(Entries taken from a collection)
::::

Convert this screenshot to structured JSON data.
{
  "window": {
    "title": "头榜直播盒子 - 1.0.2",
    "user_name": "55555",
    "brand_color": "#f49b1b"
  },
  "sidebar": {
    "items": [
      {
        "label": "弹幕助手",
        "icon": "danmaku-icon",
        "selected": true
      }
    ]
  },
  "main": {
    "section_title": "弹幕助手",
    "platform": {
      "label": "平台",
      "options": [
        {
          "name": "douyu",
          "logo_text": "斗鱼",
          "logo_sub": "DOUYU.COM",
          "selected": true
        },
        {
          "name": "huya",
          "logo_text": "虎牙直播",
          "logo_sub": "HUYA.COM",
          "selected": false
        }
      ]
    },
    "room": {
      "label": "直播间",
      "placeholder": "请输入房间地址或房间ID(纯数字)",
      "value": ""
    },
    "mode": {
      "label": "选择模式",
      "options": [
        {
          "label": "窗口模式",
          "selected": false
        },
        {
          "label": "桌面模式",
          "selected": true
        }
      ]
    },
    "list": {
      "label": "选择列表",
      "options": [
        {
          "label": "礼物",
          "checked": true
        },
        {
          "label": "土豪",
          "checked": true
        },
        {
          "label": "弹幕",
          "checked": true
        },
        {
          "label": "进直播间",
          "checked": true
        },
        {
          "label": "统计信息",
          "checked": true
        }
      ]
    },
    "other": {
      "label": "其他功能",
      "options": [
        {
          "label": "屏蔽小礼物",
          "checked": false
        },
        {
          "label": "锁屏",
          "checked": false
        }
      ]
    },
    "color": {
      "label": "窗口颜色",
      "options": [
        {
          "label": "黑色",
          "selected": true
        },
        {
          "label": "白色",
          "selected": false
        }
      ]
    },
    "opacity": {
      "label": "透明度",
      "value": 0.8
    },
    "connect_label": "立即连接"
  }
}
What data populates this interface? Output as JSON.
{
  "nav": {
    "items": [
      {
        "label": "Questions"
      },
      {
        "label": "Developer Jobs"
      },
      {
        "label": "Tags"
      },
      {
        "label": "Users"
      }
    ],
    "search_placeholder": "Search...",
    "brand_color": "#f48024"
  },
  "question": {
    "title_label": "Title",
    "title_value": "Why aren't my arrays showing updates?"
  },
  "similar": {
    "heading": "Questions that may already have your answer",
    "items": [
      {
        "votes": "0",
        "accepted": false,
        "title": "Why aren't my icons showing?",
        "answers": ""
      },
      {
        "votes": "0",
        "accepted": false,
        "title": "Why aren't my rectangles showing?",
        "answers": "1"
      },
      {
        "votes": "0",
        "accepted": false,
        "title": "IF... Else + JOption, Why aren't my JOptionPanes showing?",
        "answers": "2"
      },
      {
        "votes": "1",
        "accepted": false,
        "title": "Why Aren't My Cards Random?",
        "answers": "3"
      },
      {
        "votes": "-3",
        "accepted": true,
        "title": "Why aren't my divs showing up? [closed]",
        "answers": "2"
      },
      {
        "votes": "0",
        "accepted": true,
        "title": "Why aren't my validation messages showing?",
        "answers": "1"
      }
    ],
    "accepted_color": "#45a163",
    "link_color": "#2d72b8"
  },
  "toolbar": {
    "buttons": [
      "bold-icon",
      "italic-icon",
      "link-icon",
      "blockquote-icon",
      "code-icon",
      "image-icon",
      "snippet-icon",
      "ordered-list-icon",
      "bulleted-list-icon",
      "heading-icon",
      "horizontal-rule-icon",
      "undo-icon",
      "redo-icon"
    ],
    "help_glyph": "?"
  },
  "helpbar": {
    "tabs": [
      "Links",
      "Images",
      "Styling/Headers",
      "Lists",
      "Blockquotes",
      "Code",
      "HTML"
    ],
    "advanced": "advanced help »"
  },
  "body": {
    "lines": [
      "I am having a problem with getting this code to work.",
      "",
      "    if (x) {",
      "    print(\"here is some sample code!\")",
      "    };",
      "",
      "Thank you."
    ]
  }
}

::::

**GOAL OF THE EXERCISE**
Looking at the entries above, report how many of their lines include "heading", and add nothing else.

**WRITTEN RESPONSE**
2